Following Monday’s report that Apple is planning to launch Apple Pay in China in February of next year, Bloomberg reports that it has reached a preliminary agreement with UnionPay to use its card-processing terminals. The agreement was an essential step along the way as UnionPay has a monopoly on card-processing in China.
The agreement is provisional, as it still requires the individual banks to agree. They have reportedly been reluctant to agree to the 0.15% cut Apple takes of each transaction. Given the transaction volumes involved, that soon adds up to a significant chunk of the tiny percentage banks charge retailers.
That isn’t the only hurdle Apple needs to overcome …
Apple still needs regulatory approval before it can legally operate in the country. It had been suggested at one stage that Apple might partner with Alibaba – responsible for a very high percentage of card transactions in the country. Apple confirmed last year that it had been in talks with the company, but things have gone very quiet since then.
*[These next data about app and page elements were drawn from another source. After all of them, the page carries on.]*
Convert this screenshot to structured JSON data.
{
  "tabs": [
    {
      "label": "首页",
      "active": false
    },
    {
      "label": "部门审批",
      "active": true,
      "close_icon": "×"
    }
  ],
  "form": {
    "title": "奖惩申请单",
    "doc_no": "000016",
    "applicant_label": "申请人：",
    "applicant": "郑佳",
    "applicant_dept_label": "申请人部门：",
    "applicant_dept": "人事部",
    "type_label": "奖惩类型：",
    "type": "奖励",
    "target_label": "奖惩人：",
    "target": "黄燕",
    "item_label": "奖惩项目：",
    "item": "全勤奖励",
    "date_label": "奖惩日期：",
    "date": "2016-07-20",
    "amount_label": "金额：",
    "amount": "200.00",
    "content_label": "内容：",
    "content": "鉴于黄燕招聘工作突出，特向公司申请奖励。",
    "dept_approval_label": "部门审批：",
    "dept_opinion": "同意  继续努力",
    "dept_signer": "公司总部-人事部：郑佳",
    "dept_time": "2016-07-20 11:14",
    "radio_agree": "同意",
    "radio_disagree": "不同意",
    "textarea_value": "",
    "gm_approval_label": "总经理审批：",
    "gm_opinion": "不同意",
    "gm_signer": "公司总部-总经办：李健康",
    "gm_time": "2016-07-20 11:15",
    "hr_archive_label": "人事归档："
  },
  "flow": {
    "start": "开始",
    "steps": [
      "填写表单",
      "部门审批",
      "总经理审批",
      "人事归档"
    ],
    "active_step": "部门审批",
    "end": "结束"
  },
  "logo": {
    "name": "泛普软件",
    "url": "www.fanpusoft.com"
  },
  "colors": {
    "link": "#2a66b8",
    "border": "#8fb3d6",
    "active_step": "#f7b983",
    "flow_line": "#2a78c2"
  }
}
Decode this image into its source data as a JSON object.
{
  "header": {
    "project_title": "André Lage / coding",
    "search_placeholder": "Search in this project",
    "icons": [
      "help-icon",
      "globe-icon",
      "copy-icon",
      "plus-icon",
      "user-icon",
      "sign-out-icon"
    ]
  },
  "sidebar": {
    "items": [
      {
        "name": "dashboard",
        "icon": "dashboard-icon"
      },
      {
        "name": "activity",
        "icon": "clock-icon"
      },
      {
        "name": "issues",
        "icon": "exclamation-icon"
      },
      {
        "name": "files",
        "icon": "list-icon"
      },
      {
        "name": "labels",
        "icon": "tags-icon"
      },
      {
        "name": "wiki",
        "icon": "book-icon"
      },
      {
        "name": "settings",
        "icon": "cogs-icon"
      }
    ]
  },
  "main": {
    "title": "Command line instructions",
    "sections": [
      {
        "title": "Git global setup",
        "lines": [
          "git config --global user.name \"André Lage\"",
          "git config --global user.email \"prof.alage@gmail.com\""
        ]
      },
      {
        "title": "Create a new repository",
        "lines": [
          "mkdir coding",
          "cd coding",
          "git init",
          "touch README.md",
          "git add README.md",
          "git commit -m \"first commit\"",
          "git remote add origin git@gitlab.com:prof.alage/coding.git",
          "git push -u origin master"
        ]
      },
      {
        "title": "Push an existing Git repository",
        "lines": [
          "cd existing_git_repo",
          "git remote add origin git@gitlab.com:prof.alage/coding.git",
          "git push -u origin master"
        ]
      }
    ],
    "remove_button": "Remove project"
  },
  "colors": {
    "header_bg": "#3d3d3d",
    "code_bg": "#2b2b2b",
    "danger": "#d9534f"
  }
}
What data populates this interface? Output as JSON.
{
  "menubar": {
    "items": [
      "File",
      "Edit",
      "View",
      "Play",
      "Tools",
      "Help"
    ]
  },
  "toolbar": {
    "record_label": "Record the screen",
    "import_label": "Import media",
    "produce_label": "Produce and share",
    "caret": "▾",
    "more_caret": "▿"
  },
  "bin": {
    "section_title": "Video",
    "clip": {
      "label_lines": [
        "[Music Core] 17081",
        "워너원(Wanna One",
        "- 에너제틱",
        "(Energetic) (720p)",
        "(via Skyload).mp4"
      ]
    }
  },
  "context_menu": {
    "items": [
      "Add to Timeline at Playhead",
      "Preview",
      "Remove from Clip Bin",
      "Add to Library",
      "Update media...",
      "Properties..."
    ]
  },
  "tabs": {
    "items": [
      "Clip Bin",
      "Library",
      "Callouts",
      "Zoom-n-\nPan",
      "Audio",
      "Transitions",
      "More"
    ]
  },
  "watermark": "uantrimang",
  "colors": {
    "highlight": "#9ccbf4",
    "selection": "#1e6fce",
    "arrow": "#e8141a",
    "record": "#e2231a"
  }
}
CEO Tim Cook has repeatedly expressed his enthusiasm for taking Apple Pay into China, saying that he is “very bullish” about the prospect.
Photo: Nelson Ching/Bloomberg